## What is being asked
Which lines in the listing below contain "Tangible"? Copy each of them.

╔══

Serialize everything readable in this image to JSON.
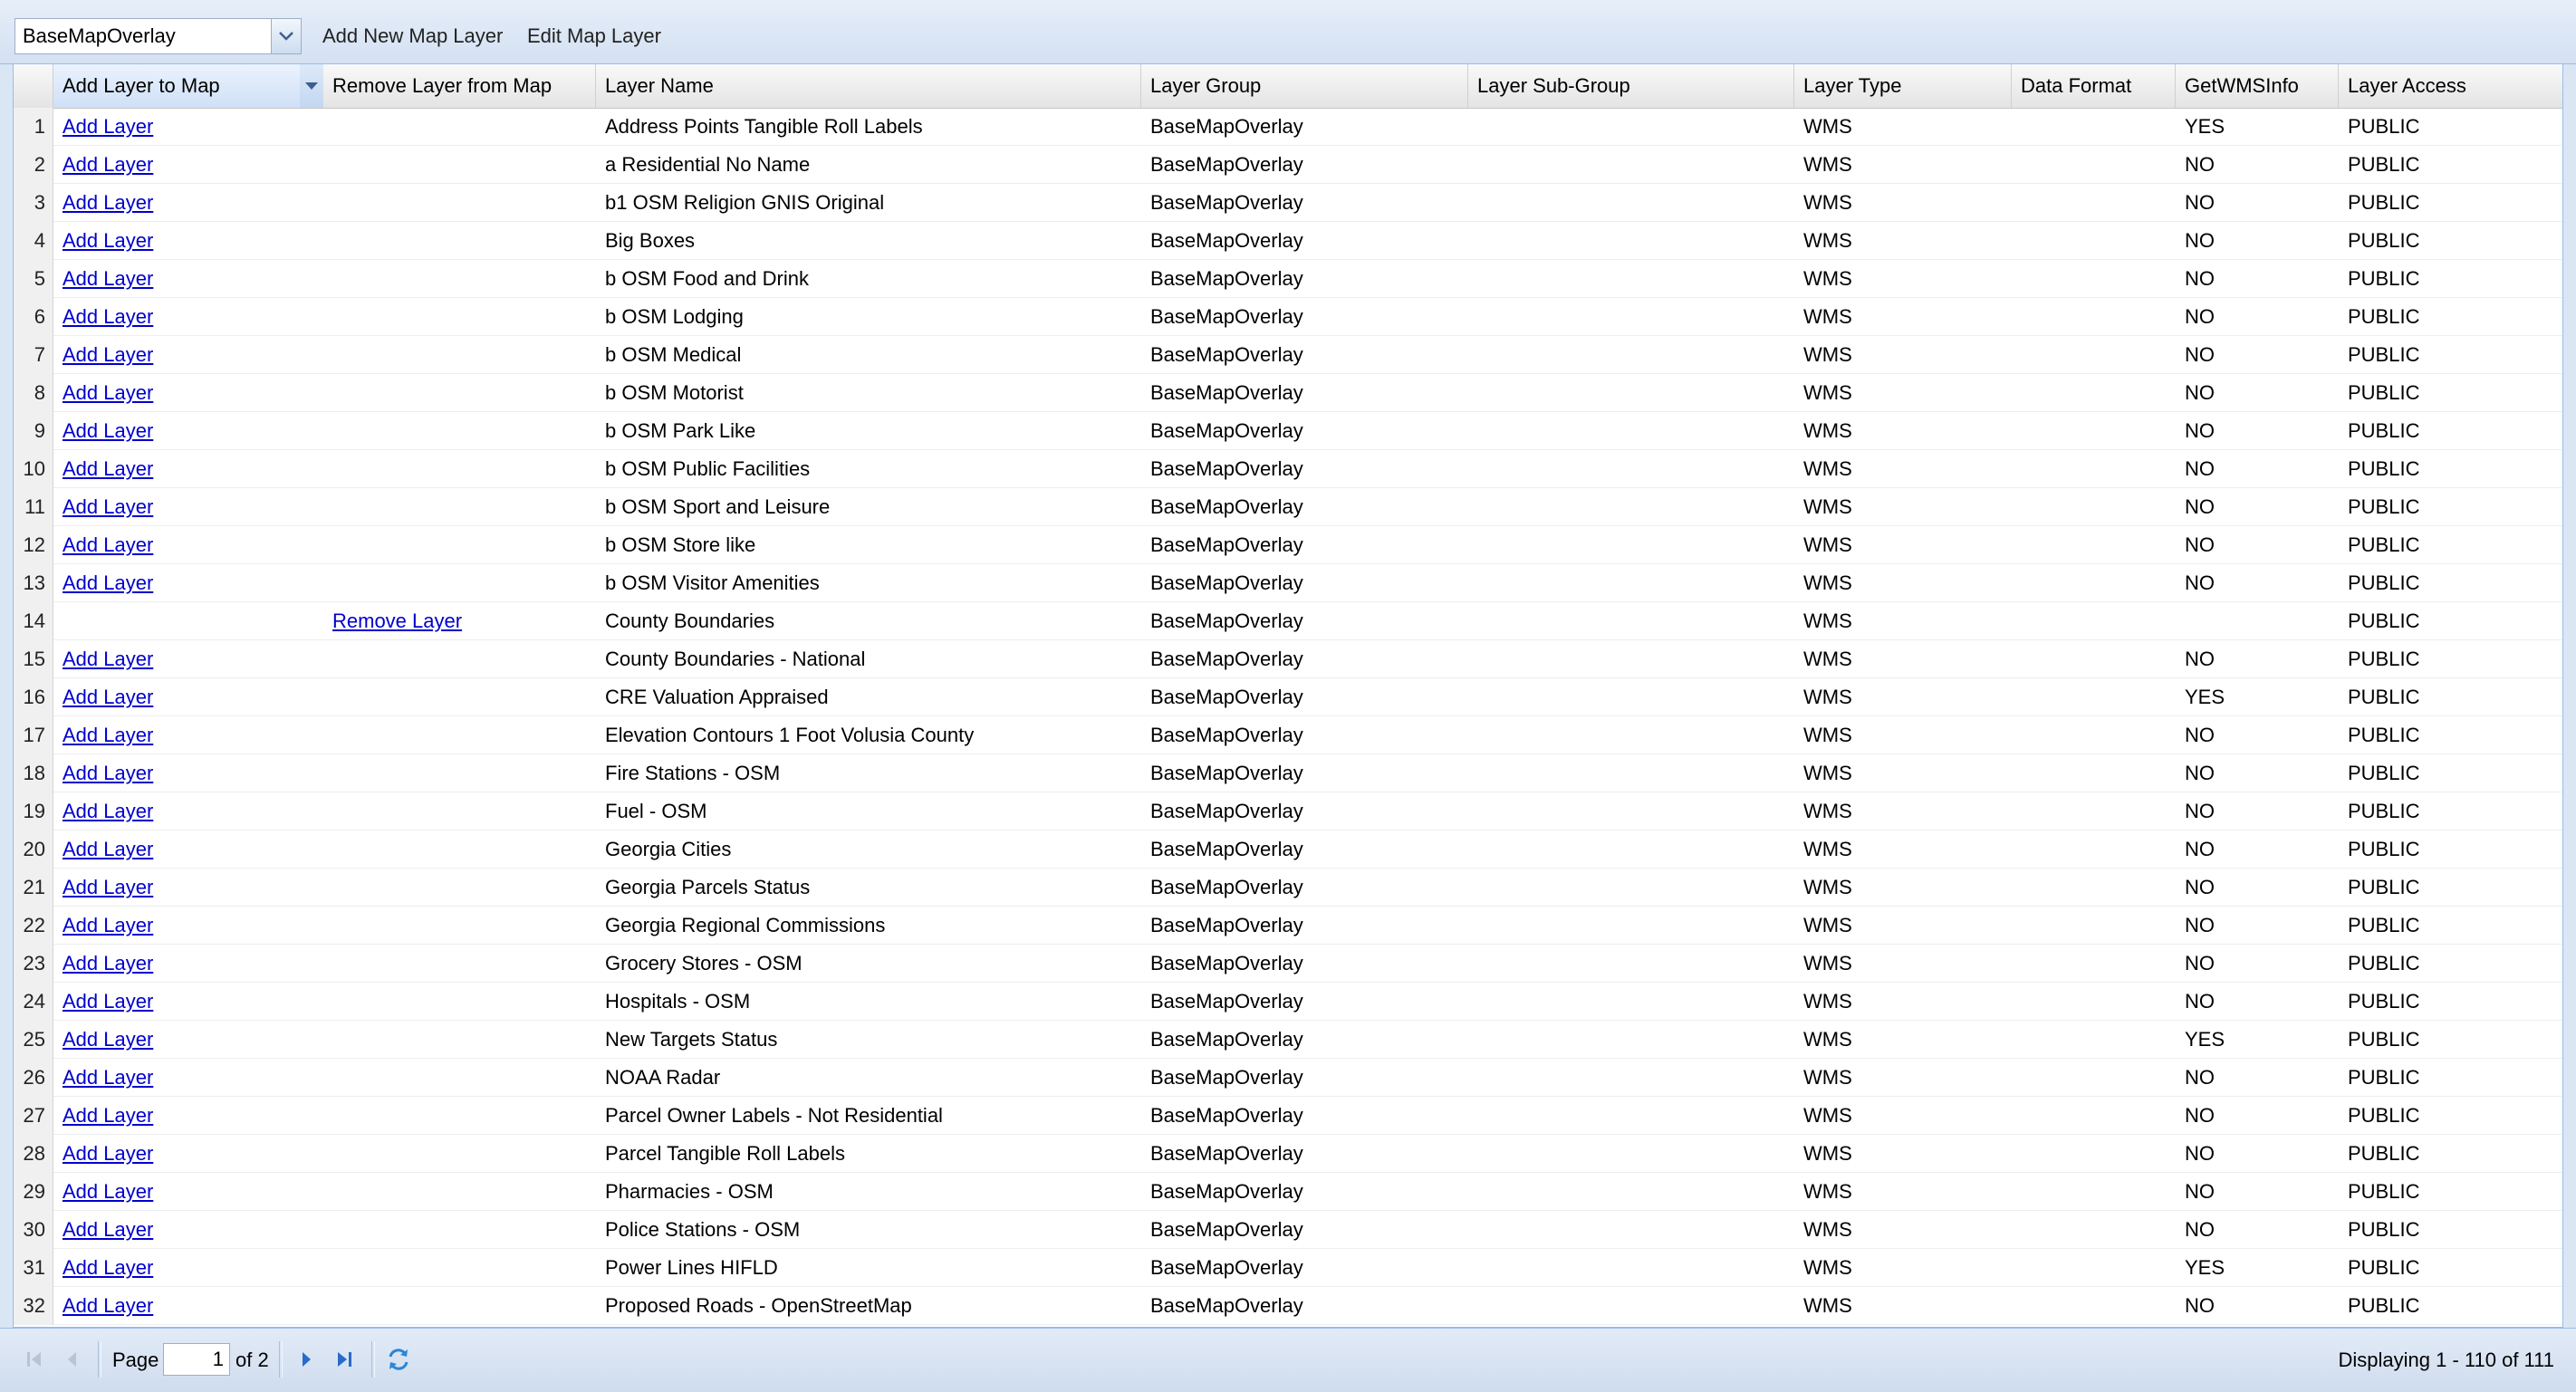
{
  "toolbar": {
    "group_select_value": "BaseMapOverlay",
    "add_new_label": "Add New Map Layer",
    "edit_label": "Edit Map Layer"
  },
  "columns": {
    "add": "Add Layer to Map",
    "remove": "Remove Layer from Map",
    "name": "Layer Name",
    "group": "Layer Group",
    "subgroup": "Layer Sub-Group",
    "type": "Layer Type",
    "format": "Data Format",
    "wms": "GetWMSInfo",
    "access": "Layer Access"
  },
  "rows": [
    {
      "n": "1",
      "add": "Add Layer",
      "remove": "",
      "name": "Address Points Tangible Roll Labels",
      "group": "BaseMapOverlay",
      "subgroup": "",
      "type": "WMS",
      "format": "",
      "wms": "YES",
      "access": "PUBLIC"
    },
    {
      "n": "2",
      "add": "Add Layer",
      "remove": "",
      "name": "a Residential No Name",
      "group": "BaseMapOverlay",
      "subgroup": "",
      "type": "WMS",
      "format": "",
      "wms": "NO",
      "access": "PUBLIC"
    },
    {
      "n": "3",
      "add": "Add Layer",
      "remove": "",
      "name": "b1 OSM Religion GNIS Original",
      "group": "BaseMapOverlay",
      "subgroup": "",
      "type": "WMS",
      "format": "",
      "wms": "NO",
      "access": "PUBLIC"
    },
    {
      "n": "4",
      "add": "Add Layer",
      "remove": "",
      "name": "Big Boxes",
      "group": "BaseMapOverlay",
      "subgroup": "",
      "type": "WMS",
      "format": "",
      "wms": "NO",
      "access": "PUBLIC"
    },
    {
      "n": "5",
      "add": "Add Layer",
      "remove": "",
      "name": "b OSM Food and Drink",
      "group": "BaseMapOverlay",
      "subgroup": "",
      "type": "WMS",
      "format": "",
      "wms": "NO",
      "access": "PUBLIC"
    },
    {
      "n": "6",
      "add": "Add Layer",
      "remove": "",
      "name": "b OSM Lodging",
      "group": "BaseMapOverlay",
      "subgroup": "",
      "type": "WMS",
      "format": "",
      "wms": "NO",
      "access": "PUBLIC"
    },
    {
      "n": "7",
      "add": "Add Layer",
      "remove": "",
      "name": "b OSM Medical",
      "group": "BaseMapOverlay",
      "subgroup": "",
      "type": "WMS",
      "format": "",
      "wms": "NO",
      "access": "PUBLIC"
    },
    {
      "n": "8",
      "add": "Add Layer",
      "remove": "",
      "name": "b OSM Motorist",
      "group": "BaseMapOverlay",
      "subgroup": "",
      "type": "WMS",
      "format": "",
      "wms": "NO",
      "access": "PUBLIC"
    },
    {
      "n": "9",
      "add": "Add Layer",
      "remove": "",
      "name": "b OSM Park Like",
      "group": "BaseMapOverlay",
      "subgroup": "",
      "type": "WMS",
      "format": "",
      "wms": "NO",
      "access": "PUBLIC"
    },
    {
      "n": "10",
      "add": "Add Layer",
      "remove": "",
      "name": "b OSM Public Facilities",
      "group": "BaseMapOverlay",
      "subgroup": "",
      "type": "WMS",
      "format": "",
      "wms": "NO",
      "access": "PUBLIC"
    },
    {
      "n": "11",
      "add": "Add Layer",
      "remove": "",
      "name": "b OSM Sport and Leisure",
      "group": "BaseMapOverlay",
      "subgroup": "",
      "type": "WMS",
      "format": "",
      "wms": "NO",
      "access": "PUBLIC"
    },
    {
      "n": "12",
      "add": "Add Layer",
      "remove": "",
      "name": "b OSM Store like",
      "group": "BaseMapOverlay",
      "subgroup": "",
      "type": "WMS",
      "format": "",
      "wms": "NO",
      "access": "PUBLIC"
    },
    {
      "n": "13",
      "add": "Add Layer",
      "remove": "",
      "name": "b OSM Visitor Amenities",
      "group": "BaseMapOverlay",
      "subgroup": "",
      "type": "WMS",
      "format": "",
      "wms": "NO",
      "access": "PUBLIC"
    },
    {
      "n": "14",
      "add": "",
      "remove": "Remove Layer",
      "name": "County Boundaries",
      "group": "BaseMapOverlay",
      "subgroup": "",
      "type": "WMS",
      "format": "",
      "wms": "",
      "access": "PUBLIC"
    },
    {
      "n": "15",
      "add": "Add Layer",
      "remove": "",
      "name": "County Boundaries - National",
      "group": "BaseMapOverlay",
      "subgroup": "",
      "type": "WMS",
      "format": "",
      "wms": "NO",
      "access": "PUBLIC"
    },
    {
      "n": "16",
      "add": "Add Layer",
      "remove": "",
      "name": "CRE Valuation Appraised",
      "group": "BaseMapOverlay",
      "subgroup": "",
      "type": "WMS",
      "format": "",
      "wms": "YES",
      "access": "PUBLIC"
    },
    {
      "n": "17",
      "add": "Add Layer",
      "remove": "",
      "name": "Elevation Contours 1 Foot Volusia County",
      "group": "BaseMapOverlay",
      "subgroup": "",
      "type": "WMS",
      "format": "",
      "wms": "NO",
      "access": "PUBLIC"
    },
    {
      "n": "18",
      "add": "Add Layer",
      "remove": "",
      "name": "Fire Stations - OSM",
      "group": "BaseMapOverlay",
      "subgroup": "",
      "type": "WMS",
      "format": "",
      "wms": "NO",
      "access": "PUBLIC"
    },
    {
      "n": "19",
      "add": "Add Layer",
      "remove": "",
      "name": "Fuel - OSM",
      "group": "BaseMapOverlay",
      "subgroup": "",
      "type": "WMS",
      "format": "",
      "wms": "NO",
      "access": "PUBLIC"
    },
    {
      "n": "20",
      "add": "Add Layer",
      "remove": "",
      "name": "Georgia Cities",
      "group": "BaseMapOverlay",
      "subgroup": "",
      "type": "WMS",
      "format": "",
      "wms": "NO",
      "access": "PUBLIC"
    },
    {
      "n": "21",
      "add": "Add Layer",
      "remove": "",
      "name": "Georgia Parcels Status",
      "group": "BaseMapOverlay",
      "subgroup": "",
      "type": "WMS",
      "format": "",
      "wms": "NO",
      "access": "PUBLIC"
    },
    {
      "n": "22",
      "add": "Add Layer",
      "remove": "",
      "name": "Georgia Regional Commissions",
      "group": "BaseMapOverlay",
      "subgroup": "",
      "type": "WMS",
      "format": "",
      "wms": "NO",
      "access": "PUBLIC"
    },
    {
      "n": "23",
      "add": "Add Layer",
      "remove": "",
      "name": "Grocery Stores - OSM",
      "group": "BaseMapOverlay",
      "subgroup": "",
      "type": "WMS",
      "format": "",
      "wms": "NO",
      "access": "PUBLIC"
    },
    {
      "n": "24",
      "add": "Add Layer",
      "remove": "",
      "name": "Hospitals - OSM",
      "group": "BaseMapOverlay",
      "subgroup": "",
      "type": "WMS",
      "format": "",
      "wms": "NO",
      "access": "PUBLIC"
    },
    {
      "n": "25",
      "add": "Add Layer",
      "remove": "",
      "name": "New Targets Status",
      "group": "BaseMapOverlay",
      "subgroup": "",
      "type": "WMS",
      "format": "",
      "wms": "YES",
      "access": "PUBLIC"
    },
    {
      "n": "26",
      "add": "Add Layer",
      "remove": "",
      "name": "NOAA Radar",
      "group": "BaseMapOverlay",
      "subgroup": "",
      "type": "WMS",
      "format": "",
      "wms": "NO",
      "access": "PUBLIC"
    },
    {
      "n": "27",
      "add": "Add Layer",
      "remove": "",
      "name": "Parcel Owner Labels - Not Residential",
      "group": "BaseMapOverlay",
      "subgroup": "",
      "type": "WMS",
      "format": "",
      "wms": "NO",
      "access": "PUBLIC"
    },
    {
      "n": "28",
      "add": "Add Layer",
      "remove": "",
      "name": "Parcel Tangible Roll Labels",
      "group": "BaseMapOverlay",
      "subgroup": "",
      "type": "WMS",
      "format": "",
      "wms": "NO",
      "access": "PUBLIC"
    },
    {
      "n": "29",
      "add": "Add Layer",
      "remove": "",
      "name": "Pharmacies - OSM",
      "group": "BaseMapOverlay",
      "subgroup": "",
      "type": "WMS",
      "format": "",
      "wms": "NO",
      "access": "PUBLIC"
    },
    {
      "n": "30",
      "add": "Add Layer",
      "remove": "",
      "name": "Police Stations - OSM",
      "group": "BaseMapOverlay",
      "subgroup": "",
      "type": "WMS",
      "format": "",
      "wms": "NO",
      "access": "PUBLIC"
    },
    {
      "n": "31",
      "add": "Add Layer",
      "remove": "",
      "name": "Power Lines HIFLD",
      "group": "BaseMapOverlay",
      "subgroup": "",
      "type": "WMS",
      "format": "",
      "wms": "YES",
      "access": "PUBLIC"
    },
    {
      "n": "32",
      "add": "Add Layer",
      "remove": "",
      "name": "Proposed Roads - OpenStreetMap",
      "group": "BaseMapOverlay",
      "subgroup": "",
      "type": "WMS",
      "format": "",
      "wms": "NO",
      "access": "PUBLIC"
    }
  ],
  "pager": {
    "page_label": "Page",
    "page_value": "1",
    "of_label": "of 2",
    "display_text": "Displaying 1 - 110 of 111"
  },
  "icons": {
    "first": "first-page-icon",
    "prev": "prev-page-icon",
    "next": "next-page-icon",
    "last": "last-page-icon",
    "refresh": "refresh-icon",
    "dropdown": "chevron-down-icon"
  },
  "colors": {
    "link": "#0000cc",
    "header_active": "#cfe0f7",
    "panel": "#dbe6f4"
  }
}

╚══

## Reply to the exercise
      "name": "Address Points Tangible Roll Labels",
      "name": "Parcel Tangible Roll Labels",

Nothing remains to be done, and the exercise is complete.